Related: Hale and William’s Plan for Season 4 of “Wild West World”: Explaining All the Details

“The World of the Wild West” has not yet revealed exactly how these flies function, but “Enough Alone” raises some doubts. Maeve ominously points to the black mucus oozing from Anastasia’s gunshot wound instead of blood—perhaps this is a symptom of the fact that flies are replacing the red human tissue with something dark and synthetic that Hale can control. Another strange curiosity is the melody that Anastasia hums before inviting Caleb and Maeve to the premiere of The Golden Age. Her musical motif may hint at hypnosis in the style of the Winter Soldier, which “activates” any person harboring a fly as a sleeping agent.

In any case, the potential (and rather terrifying) applications of this technology in season 4 of Wild West World are obvious. Hale and William tested their flies on a few troublesome politicians and gang members, but what’s stopping them from eventually covering the entire human race with a swarm?
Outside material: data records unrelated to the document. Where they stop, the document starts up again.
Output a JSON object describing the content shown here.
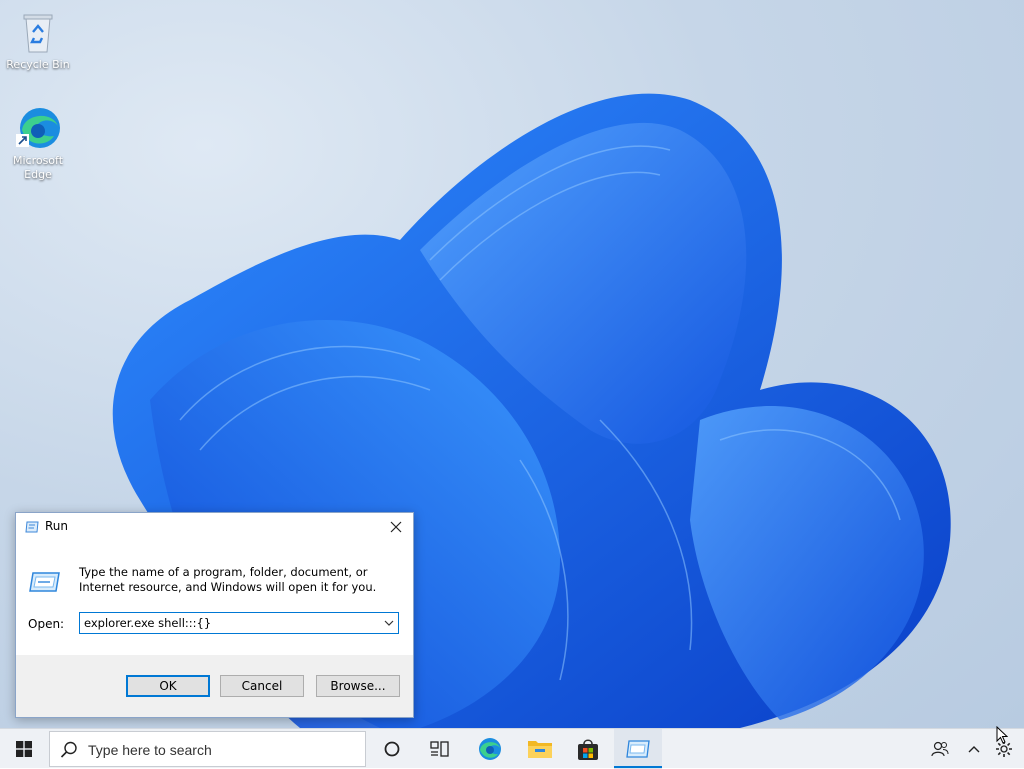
{
  "desktop": {
    "icons": [
      {
        "label": "Recycle Bin"
      },
      {
        "label": "Microsoft Edge"
      }
    ]
  },
  "run_dialog": {
    "title": "Run",
    "description": "Type the name of a program, folder, document, or Internet resource, and Windows will open it for you.",
    "open_label": "Open:",
    "open_value": "explorer.exe shell:::{}",
    "buttons": {
      "ok": "OK",
      "cancel": "Cancel",
      "browse": "Browse..."
    }
  },
  "taskbar": {
    "search_placeholder": "Type here to search",
    "pinned": [
      "start-icon",
      "cortana-icon",
      "task-view-icon",
      "edge-icon",
      "file-explorer-icon",
      "store-icon",
      "run-icon"
    ],
    "tray": [
      "people-icon",
      "show-hidden-icons-icon",
      "settings-icon"
    ]
  },
  "colors": {
    "accent": "#0078d4",
    "wallpaper_bloom": "#1a6ef0",
    "wallpaper_bg": "#c6d6e8"
  }
}
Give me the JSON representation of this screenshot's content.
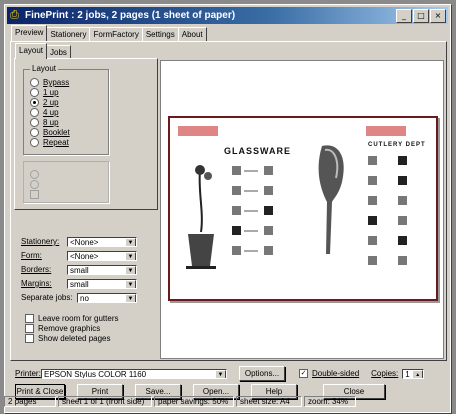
{
  "window": {
    "title": "FinePrint : 2 jobs, 2 pages (1 sheet of paper)",
    "app_icon": "printer-icon",
    "title_color": "#0a246a"
  },
  "tabs": [
    "Preview",
    "Stationery",
    "FormFactory",
    "Settings",
    "About"
  ],
  "subtabs": [
    "Layout",
    "Jobs"
  ],
  "layout_group": {
    "title": "Layout",
    "options": [
      "Bypass",
      "1 up",
      "2 up",
      "4 up",
      "8 up",
      "Booklet",
      "Repeat"
    ],
    "selected": "2 up"
  },
  "form": {
    "stationery": {
      "label": "Stationery:",
      "value": "<None>"
    },
    "form": {
      "label": "Form:",
      "value": "<None>"
    },
    "borders": {
      "label": "Borders:",
      "value": "small"
    },
    "margins": {
      "label": "Margins:",
      "value": "small"
    },
    "separate_jobs": {
      "label": "Separate jobs:",
      "value": "no"
    }
  },
  "checks": [
    {
      "label": "Leave room for gutters",
      "checked": false
    },
    {
      "label": "Remove graphics",
      "checked": false
    },
    {
      "label": "Show deleted pages",
      "checked": false
    }
  ],
  "preview": {
    "left_page_title": "GLASSWARE",
    "right_page_title": "CUTLERY DEPT"
  },
  "printer": {
    "label": "Printer:",
    "value": "EPSON Stylus COLOR 1160",
    "options_label": "Options...",
    "double_sided_label": "Double-sided",
    "double_sided_checked": true,
    "copies_label": "Copies:",
    "copies_value": "1"
  },
  "buttons": [
    "Print & Close",
    "Print",
    "Save...",
    "Open...",
    "Help",
    "Close"
  ],
  "status": [
    "2 pages",
    "sheet 1 of 1 (front side)",
    "paper savings: 50%",
    "sheet size: A4",
    "zoom: 34%"
  ]
}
The real world would suddenly look very much like the world of the Wild West…